Task to complete —
With nothing added or left out, output the listing that follows.

Data supplied —
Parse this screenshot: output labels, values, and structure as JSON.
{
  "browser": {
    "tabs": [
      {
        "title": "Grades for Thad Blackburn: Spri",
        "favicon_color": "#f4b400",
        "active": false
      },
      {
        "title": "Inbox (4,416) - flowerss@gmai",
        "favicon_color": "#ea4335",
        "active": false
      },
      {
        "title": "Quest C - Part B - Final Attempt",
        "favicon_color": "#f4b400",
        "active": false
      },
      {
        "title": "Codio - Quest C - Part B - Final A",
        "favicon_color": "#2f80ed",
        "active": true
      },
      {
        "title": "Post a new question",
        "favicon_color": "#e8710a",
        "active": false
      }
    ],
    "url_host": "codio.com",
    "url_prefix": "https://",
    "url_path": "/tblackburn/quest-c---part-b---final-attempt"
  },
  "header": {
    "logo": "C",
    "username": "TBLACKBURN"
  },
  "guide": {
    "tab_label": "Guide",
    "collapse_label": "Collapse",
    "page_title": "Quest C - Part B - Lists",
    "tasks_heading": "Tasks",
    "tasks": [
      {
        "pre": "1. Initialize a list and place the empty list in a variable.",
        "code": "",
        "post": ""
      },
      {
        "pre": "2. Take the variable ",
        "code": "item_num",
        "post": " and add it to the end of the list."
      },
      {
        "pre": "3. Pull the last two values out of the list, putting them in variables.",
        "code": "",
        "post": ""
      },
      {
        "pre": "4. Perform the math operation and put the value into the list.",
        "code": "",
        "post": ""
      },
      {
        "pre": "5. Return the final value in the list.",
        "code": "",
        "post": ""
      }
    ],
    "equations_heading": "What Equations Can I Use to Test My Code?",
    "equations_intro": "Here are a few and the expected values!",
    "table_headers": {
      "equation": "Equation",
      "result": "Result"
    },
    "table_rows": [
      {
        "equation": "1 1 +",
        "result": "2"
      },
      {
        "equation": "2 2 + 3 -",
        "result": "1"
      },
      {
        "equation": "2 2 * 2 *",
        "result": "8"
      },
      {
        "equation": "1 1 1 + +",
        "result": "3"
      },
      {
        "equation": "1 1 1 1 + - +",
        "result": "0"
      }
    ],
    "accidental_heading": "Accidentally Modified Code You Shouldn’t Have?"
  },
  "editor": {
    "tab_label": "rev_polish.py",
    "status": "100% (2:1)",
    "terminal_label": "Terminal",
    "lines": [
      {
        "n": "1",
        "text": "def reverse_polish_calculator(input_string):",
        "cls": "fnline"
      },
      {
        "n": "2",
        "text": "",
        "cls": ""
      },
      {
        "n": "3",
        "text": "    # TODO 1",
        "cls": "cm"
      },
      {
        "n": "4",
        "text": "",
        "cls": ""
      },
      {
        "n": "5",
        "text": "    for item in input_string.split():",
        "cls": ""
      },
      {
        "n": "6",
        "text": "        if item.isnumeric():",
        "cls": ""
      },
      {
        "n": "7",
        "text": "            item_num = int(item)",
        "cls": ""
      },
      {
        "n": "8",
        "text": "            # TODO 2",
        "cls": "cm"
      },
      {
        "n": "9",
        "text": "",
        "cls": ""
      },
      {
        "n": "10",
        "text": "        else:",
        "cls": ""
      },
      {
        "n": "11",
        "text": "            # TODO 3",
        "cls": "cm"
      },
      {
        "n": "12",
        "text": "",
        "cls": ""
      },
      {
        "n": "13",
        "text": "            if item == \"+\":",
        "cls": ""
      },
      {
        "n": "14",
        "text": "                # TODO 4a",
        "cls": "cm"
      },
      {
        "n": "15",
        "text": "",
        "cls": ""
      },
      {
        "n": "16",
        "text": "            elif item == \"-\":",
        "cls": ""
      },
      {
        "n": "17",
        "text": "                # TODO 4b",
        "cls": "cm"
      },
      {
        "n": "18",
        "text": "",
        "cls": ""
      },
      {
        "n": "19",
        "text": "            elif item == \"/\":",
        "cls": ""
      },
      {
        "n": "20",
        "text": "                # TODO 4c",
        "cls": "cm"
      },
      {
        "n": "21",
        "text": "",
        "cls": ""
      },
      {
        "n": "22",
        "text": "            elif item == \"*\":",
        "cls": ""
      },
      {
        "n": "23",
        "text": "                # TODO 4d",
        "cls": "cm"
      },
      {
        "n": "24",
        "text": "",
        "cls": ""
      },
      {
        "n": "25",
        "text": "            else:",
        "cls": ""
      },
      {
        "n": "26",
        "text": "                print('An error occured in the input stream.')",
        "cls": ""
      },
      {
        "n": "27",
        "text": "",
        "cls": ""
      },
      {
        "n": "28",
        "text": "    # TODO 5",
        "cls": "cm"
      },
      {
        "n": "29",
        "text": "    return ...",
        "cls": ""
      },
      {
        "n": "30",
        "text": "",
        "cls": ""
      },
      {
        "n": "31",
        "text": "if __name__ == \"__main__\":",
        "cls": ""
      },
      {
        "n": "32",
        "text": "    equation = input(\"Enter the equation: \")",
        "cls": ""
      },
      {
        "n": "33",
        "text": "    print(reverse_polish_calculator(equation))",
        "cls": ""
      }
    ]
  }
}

Exercise response —
Parse this screenshot: output labels, values, and structure as JSON.
{
  "browser": {
    "tabs": [
      {
        "title": "Grades for Thad Blackburn: Spri",
        "favicon_color": "#f4b400",
        "active": false
      },
      {
        "title": "Inbox (4,416) - flowerss@gmai",
        "favicon_color": "#ea4335",
        "active": false
      },
      {
        "title": "Quest C - Part B - Final Attempt",
        "favicon_color": "#f4b400",
        "active": false
      },
      {
        "title": "Codio - Quest C - Part B - Final A",
        "favicon_color": "#2f80ed",
        "active": true
      },
      {
        "title": "Post a new question",
        "favicon_color": "#e8710a",
        "active": false
      }
    ],
    "url_host": "codio.com",
    "url_prefix": "https://",
    "url_path": "/tblackburn/quest-c---part-b---final-attempt"
  },
  "header": {
    "logo": "C",
    "username": "TBLACKBURN"
  },
  "guide": {
    "tab_label": "Guide",
    "collapse_label": "Collapse",
    "page_title": "Quest C - Part B - Lists",
    "tasks_heading": "Tasks",
    "tasks": [
      {
        "pre": "1. Initialize a list and place the empty list in a variable.",
        "code": "",
        "post": ""
      },
      {
        "pre": "2. Take the variable ",
        "code": "item_num",
        "post": " and add it to the end of the list."
      },
      {
        "pre": "3. Pull the last two values out of the list, putting them in variables.",
        "code": "",
        "post": ""
      },
      {
        "pre": "4. Perform the math operation and put the value into the list.",
        "code": "",
        "post": ""
      },
      {
        "pre": "5. Return the final value in the list.",
        "code": "",
        "post": ""
      }
    ],
    "equations_heading": "What Equations Can I Use to Test My Code?",
    "equations_intro": "Here are a few and the expected values!",
    "table_headers": {
      "equation": "Equation",
      "result": "Result"
    },
    "table_rows": [
      {
        "equation": "1 1 +",
        "result": "2"
      },
      {
        "equation": "2 2 + 3 -",
        "result": "1"
      },
      {
        "equation": "2 2 * 2 *",
        "result": "8"
      },
      {
        "equation": "1 1 1 + +",
        "result": "3"
      },
      {
        "equation": "1 1 1 1 + - +",
        "result": "0"
      }
    ],
    "accidental_heading": "Accidentally Modified Code You Shouldn’t Have?"
  },
  "editor": {
    "tab_label": "rev_polish.py",
    "status": "100% (2:1)",
    "terminal_label": "Terminal",
    "lines": [
      {
        "n": "1",
        "text": "def reverse_polish_calculator(input_string):",
        "cls": "fnline"
      },
      {
        "n": "2",
        "text": "",
        "cls": ""
      },
      {
        "n": "3",
        "text": "    # TODO 1",
        "cls": "cm"
      },
      {
        "n": "4",
        "text": "",
        "cls": ""
      },
      {
        "n": "5",
        "text": "    for item in input_string.split():",
        "cls": ""
      },
      {
        "n": "6",
        "text": "        if item.isnumeric():",
        "cls": ""
      },
      {
        "n": "7",
        "text": "            item_num = int(item)",
        "cls": ""
      },
      {
        "n": "8",
        "text": "            # TODO 2",
        "cls": "cm"
      },
      {
        "n": "9",
        "text": "",
        "cls": ""
      },
      {
        "n": "10",
        "text": "        else:",
        "cls": ""
      },
      {
        "n": "11",
        "text": "            # TODO 3",
        "cls": "cm"
      },
      {
        "n": "12",
        "text": "",
        "cls": ""
      },
      {
        "n": "13",
        "text": "            if item == \"+\":",
        "cls": ""
      },
      {
        "n": "14",
        "text": "                # TODO 4a",
        "cls": "cm"
      },
      {
        "n": "15",
        "text": "",
        "cls": ""
      },
      {
        "n": "16",
        "text": "            elif item == \"-\":",
        "cls": ""
      },
      {
        "n": "17",
        "text": "                # TODO 4b",
        "cls": "cm"
      },
      {
        "n": "18",
        "text": "",
        "cls": ""
      },
      {
        "n": "19",
        "text": "            elif item == \"/\":",
        "cls": ""
      },
      {
        "n": "20",
        "text": "                # TODO 4c",
        "cls": "cm"
      },
      {
        "n": "21",
        "text": "",
        "cls": ""
      },
      {
        "n": "22",
        "text": "            elif item == \"*\":",
        "cls": ""
      },
      {
        "n": "23",
        "text": "                # TODO 4d",
        "cls": "cm"
      },
      {
        "n": "24",
        "text": "",
        "cls": ""
      },
      {
        "n": "25",
        "text": "            else:",
        "cls": ""
      },
      {
        "n": "26",
        "text": "                print('An error occured in the input stream.')",
        "cls": ""
      },
      {
        "n": "27",
        "text": "",
        "cls": ""
      },
      {
        "n": "28",
        "text": "    # TODO 5",
        "cls": "cm"
      },
      {
        "n": "29",
        "text": "    return ...",
        "cls": ""
      },
      {
        "n": "30",
        "text": "",
        "cls": ""
      },
      {
        "n": "31",
        "text": "if __name__ == \"__main__\":",
        "cls": ""
      },
      {
        "n": "32",
        "text": "    equation = input(\"Enter the equation: \")",
        "cls": ""
      },
      {
        "n": "33",
        "text": "    print(reverse_polish_calculator(equation))",
        "cls": ""
      }
    ]
  }
}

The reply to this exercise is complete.